|Ann Perrin (nee Field) B.A M.Sc.
London - UK
All Rights Reserved
The 'Teddy Bears Picnic' and the 'Puppet Circus' were always featured at our private engagements.
When Joan and Ron were invited to Buckingham Palace we were all very excited and obviously wanted to go with them to help. As children we often did this when visiting stately homes. But they in their wisdom decided to take Joan's father a World War I veteran, who had helped them in their early days. It was something he enjoyed talking about for the rest of his life.
This was to be the first Christmas Party to be held in the Palace since the accession of H.M.Queen Elizabeth. We were used to carrying all our equipment over quite long distances but Joan tells me that there had been none so long as the great staircase leading to the Green Drawing Room. They set up their theatre across the huge gilded doors that led to the throne room. They were obviously very excited when the doors were opened to allow them to leave their coats there. It was difficult to concentrate on setting up the theatre surrounded as they were by a magnificent display of Sevres china and wonderful pictures.
After the show they were asked to wait before packing the marionettes away and were surprised when a girl and boy raced across the empty room to come back stage. The children knew the show well from attending the parties of their friends but were enthralled to meet the marionettes in person and to be allowed to pull one or two strings.
The bridge of a marionette theatre is quite high and Ron and Joan were trying to help the children to manipulate the puppets without them falling off the bridge! Suddenly they became aware that someone was watching them with some amusement.
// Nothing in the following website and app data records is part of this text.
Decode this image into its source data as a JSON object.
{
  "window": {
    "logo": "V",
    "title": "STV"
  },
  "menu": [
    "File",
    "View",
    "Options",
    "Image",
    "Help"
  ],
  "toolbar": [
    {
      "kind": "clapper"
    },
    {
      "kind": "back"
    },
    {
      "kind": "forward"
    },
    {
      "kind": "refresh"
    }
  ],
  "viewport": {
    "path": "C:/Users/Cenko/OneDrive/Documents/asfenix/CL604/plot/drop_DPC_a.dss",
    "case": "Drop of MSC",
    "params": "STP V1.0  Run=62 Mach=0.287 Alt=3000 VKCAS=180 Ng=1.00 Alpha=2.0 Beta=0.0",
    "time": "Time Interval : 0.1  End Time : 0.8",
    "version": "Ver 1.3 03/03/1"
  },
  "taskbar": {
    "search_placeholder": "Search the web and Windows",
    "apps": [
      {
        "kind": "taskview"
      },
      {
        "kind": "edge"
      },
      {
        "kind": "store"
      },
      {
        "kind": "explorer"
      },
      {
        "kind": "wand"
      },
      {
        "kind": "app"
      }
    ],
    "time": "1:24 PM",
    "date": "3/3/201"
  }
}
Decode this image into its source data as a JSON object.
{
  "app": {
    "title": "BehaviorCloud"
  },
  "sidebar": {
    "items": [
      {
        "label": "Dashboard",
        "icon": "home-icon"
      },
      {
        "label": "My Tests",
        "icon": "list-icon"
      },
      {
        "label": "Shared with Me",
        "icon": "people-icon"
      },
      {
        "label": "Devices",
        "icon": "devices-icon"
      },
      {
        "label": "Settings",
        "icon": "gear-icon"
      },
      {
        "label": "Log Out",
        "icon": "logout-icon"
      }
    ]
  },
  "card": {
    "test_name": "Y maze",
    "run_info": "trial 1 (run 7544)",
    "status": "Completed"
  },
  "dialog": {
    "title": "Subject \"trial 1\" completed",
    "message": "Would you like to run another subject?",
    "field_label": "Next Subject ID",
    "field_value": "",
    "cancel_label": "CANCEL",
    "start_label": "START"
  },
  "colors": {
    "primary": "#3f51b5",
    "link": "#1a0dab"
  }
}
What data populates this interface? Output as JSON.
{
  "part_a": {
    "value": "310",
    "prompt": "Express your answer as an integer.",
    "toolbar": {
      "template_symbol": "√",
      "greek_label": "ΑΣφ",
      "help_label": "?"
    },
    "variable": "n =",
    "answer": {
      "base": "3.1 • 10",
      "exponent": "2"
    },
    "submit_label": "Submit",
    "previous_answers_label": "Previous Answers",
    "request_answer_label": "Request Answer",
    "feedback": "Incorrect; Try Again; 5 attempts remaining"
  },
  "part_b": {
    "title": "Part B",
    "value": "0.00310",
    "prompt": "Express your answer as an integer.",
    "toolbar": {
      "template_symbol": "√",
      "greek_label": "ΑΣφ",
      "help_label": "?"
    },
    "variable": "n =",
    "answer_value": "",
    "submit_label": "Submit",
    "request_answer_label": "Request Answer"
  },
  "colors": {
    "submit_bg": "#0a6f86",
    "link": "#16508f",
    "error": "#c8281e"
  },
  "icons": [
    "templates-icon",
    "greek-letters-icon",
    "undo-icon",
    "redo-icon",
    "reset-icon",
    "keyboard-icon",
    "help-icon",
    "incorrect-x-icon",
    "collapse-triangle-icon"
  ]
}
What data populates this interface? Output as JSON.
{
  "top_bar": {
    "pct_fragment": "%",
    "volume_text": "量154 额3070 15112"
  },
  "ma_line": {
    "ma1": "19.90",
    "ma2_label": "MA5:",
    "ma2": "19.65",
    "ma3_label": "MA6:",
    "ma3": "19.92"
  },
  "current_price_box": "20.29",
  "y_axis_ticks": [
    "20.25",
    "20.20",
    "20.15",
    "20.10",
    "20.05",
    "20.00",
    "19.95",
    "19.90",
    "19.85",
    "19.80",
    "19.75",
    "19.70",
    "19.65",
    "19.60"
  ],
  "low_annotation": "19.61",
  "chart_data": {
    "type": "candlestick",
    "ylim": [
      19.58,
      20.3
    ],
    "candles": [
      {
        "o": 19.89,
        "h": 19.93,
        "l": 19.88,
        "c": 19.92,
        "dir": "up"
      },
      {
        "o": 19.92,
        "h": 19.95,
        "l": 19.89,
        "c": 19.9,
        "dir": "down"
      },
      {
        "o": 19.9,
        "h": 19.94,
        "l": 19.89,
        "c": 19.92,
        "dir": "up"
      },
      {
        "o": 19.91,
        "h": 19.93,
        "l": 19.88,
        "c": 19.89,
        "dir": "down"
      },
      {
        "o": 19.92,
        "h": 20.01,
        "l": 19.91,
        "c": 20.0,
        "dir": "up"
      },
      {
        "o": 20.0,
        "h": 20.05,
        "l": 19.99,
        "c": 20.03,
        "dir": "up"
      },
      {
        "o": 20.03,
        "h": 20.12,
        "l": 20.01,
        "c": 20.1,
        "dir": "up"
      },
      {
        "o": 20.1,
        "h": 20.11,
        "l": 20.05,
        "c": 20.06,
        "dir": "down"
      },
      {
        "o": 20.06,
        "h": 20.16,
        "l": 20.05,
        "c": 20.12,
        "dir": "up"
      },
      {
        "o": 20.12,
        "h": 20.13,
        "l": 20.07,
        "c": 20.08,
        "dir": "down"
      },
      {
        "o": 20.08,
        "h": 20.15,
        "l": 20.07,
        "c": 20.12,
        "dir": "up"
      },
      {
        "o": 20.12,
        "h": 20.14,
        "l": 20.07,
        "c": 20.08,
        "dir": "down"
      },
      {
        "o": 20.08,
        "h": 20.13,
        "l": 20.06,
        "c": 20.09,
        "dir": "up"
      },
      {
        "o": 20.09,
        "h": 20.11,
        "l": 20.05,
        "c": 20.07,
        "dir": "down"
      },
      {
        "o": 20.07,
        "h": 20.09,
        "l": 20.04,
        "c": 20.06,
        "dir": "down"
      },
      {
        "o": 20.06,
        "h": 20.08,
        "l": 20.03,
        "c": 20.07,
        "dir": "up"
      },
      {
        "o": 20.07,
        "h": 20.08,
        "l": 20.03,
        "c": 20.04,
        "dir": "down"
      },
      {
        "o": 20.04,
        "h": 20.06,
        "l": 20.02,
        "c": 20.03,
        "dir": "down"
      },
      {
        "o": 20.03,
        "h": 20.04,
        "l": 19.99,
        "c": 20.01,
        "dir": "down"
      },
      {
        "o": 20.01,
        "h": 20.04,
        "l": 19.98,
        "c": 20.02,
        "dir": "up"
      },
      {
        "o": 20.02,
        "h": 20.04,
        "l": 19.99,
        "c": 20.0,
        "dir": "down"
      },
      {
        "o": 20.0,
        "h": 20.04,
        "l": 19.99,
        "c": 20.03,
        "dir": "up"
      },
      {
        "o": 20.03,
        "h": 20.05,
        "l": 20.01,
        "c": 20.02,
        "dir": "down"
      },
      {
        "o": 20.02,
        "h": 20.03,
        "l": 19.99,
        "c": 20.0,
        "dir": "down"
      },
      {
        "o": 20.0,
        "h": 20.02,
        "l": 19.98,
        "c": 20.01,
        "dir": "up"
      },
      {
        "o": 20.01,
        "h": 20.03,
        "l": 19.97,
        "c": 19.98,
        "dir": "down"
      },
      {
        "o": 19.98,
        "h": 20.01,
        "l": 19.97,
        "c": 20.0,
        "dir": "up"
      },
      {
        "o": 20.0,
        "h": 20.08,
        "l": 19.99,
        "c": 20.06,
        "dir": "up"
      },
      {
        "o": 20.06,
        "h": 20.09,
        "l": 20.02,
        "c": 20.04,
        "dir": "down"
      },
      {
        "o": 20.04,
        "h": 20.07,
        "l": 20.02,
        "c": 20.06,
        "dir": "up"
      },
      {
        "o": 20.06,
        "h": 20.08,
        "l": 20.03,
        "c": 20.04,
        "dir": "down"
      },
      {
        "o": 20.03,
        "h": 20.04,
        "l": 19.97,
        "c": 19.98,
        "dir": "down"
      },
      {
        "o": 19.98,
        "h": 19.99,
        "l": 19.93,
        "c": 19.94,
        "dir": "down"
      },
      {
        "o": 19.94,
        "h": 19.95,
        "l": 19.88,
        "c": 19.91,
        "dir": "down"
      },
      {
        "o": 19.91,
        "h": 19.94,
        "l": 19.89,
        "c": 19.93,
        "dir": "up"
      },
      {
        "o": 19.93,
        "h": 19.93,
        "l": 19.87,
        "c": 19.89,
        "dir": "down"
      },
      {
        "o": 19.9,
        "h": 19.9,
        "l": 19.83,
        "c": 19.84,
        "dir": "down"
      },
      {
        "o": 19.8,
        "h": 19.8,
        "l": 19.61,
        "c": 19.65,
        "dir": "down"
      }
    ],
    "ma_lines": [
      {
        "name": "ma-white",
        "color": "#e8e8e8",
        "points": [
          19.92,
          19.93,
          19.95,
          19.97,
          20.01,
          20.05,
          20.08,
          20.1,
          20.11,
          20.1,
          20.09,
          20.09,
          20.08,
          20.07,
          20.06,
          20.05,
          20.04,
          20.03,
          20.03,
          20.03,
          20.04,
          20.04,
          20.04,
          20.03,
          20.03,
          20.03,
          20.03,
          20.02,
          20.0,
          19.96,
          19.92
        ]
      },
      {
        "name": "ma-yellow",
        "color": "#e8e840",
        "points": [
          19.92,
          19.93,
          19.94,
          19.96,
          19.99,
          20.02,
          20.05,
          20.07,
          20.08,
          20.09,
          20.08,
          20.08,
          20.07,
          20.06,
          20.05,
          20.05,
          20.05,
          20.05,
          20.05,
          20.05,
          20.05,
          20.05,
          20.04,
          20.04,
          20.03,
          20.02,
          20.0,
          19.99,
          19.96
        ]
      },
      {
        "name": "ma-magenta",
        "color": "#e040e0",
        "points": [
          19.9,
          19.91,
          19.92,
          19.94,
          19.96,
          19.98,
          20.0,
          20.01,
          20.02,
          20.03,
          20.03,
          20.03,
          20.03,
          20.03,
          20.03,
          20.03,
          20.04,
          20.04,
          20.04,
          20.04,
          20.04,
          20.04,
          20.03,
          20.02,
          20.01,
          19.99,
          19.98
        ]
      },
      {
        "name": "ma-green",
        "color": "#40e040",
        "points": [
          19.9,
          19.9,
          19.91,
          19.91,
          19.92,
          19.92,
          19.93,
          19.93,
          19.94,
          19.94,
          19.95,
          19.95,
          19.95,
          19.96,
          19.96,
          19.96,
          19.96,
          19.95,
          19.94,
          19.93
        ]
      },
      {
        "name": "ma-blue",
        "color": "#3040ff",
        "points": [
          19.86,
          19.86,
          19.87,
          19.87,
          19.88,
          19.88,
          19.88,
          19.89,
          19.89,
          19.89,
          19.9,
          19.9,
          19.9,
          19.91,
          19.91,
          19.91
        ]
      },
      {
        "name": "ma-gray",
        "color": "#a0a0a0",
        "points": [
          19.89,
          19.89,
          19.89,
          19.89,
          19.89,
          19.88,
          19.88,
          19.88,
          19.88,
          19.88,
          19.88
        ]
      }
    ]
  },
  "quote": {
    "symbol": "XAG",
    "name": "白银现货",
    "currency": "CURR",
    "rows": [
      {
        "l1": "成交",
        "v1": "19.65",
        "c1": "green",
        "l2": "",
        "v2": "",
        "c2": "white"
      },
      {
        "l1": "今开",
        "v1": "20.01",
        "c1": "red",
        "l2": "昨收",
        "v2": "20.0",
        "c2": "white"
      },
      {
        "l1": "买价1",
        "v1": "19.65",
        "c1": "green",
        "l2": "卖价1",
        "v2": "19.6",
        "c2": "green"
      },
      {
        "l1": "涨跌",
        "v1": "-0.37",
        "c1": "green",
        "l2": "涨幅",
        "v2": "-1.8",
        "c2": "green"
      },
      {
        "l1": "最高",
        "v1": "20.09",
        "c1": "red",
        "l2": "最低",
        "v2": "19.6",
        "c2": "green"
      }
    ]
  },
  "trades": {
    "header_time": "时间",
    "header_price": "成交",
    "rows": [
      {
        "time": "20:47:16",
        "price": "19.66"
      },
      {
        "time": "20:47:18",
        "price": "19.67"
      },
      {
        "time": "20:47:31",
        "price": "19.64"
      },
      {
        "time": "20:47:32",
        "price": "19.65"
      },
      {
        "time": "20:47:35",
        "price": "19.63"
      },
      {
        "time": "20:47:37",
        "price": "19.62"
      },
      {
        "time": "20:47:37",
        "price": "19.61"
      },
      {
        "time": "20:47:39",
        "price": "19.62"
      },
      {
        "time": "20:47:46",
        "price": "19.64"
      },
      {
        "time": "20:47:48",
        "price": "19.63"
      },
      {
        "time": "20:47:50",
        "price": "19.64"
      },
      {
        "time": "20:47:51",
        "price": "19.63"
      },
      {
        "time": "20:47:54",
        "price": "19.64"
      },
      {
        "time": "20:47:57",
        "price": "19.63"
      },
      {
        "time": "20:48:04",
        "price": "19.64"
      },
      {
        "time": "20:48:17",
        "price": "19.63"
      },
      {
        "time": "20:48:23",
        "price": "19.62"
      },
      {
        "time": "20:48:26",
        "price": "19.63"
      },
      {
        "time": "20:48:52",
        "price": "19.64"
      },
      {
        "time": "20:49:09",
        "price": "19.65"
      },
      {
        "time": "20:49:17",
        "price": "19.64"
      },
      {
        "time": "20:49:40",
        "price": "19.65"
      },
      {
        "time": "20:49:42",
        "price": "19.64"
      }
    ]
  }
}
Ron left Joan to cope with two excited children and she never did manage to get around to making her curtsey.
Leeds Castle with it's moat is a picture book castle, below stairs the Castle is cavernous and it was easy to get lost among the winding stone staircases. Every year the elderly Lady Baillie would give a party for all the workers on the estate with their children. She personally supervised the distribution of gifts from a huge Christmas tree. There were many little asides to her steward "Now you did get the slippers she wanted?" The assurance always came that everything had been taken care of. After the show Joan and Ron enjoyed sherry in the library with her ladyship and her guests which was a special pleasure.
Years later on a tourist trail at the Castle, when Joan was in her 70's we both agreed that the tour gave no idea of the immensity of the place.
I have only vague memories of visiting Hever Castle but Joan has an excellent memory, so these recollections are hers.
(From Joans' notes) It was fascinating to see some of the private rooms that Anne Boleyn would have known but Hever Castle gave me an insight into some of the post war problems encountered in the running of such a large house. The young butler showed us the room in which we were to set up the theatre and apologised for leaving us. He explained that the house was mainly run by himself, a footman and a cook. Later we were invited into his pantry for tea. We walked what seemed to be miles to get to it and he told us of some of the little ruses he employed so that guests did not notice the lack of staff. For example having fridges dotted about the many rooms so that ice and plates of canapes would always be at hand. "Don't eat one" he warned "they're stale! But at least they look good. I offer them but luckily no one takes one". He explained that permanent staff would not work in the country now so temporary domestic staff had to be recruited from the village. But now there was no one left to recruit.
Humphrey Lyttleton (from Joan's notes)
It was high summer and the Lyttletons had just moved into a newly built house of an unusual design. It had one storey and was built around a central court yard. Each room not only opened into the next but also into the courtyard. This arrangement fascinated the small guests who raced in and out, popping here and there, in a grand new game of hide and seek. There was no stopping them racing from room to room, carrying the gravel from the courtyard on their shoes to rugs and parquet floors.
Suddenly Ron saved the situation by sounding a fanfare that preceded the show a little early. It acted like magic. Children came racing to the music room from all directions. Children and gravel stayed happily enjoying the show until. much to the relief of everyone. it was 'time for carriages'.
When we next performed there we noticed the courtyard had been paved!
Kenneth More gave a large and lavish childrens party each year in a London Hotel. On one occasion we were surprised to see Lauren Bacall enjoying the show with all the children sitting around her. Kenneth More would always make time to slip away from his guests and have a quiet word with us about business. As an actor he was genuinely interested in how we were doing.
Peter Sellers gave a party for his two children at the Mayfair Hotel. We were well used to fathers, drink in hand, discreetly enjoying the show from the back but Peter was sitting on the floor at the front leading the laughter and applause.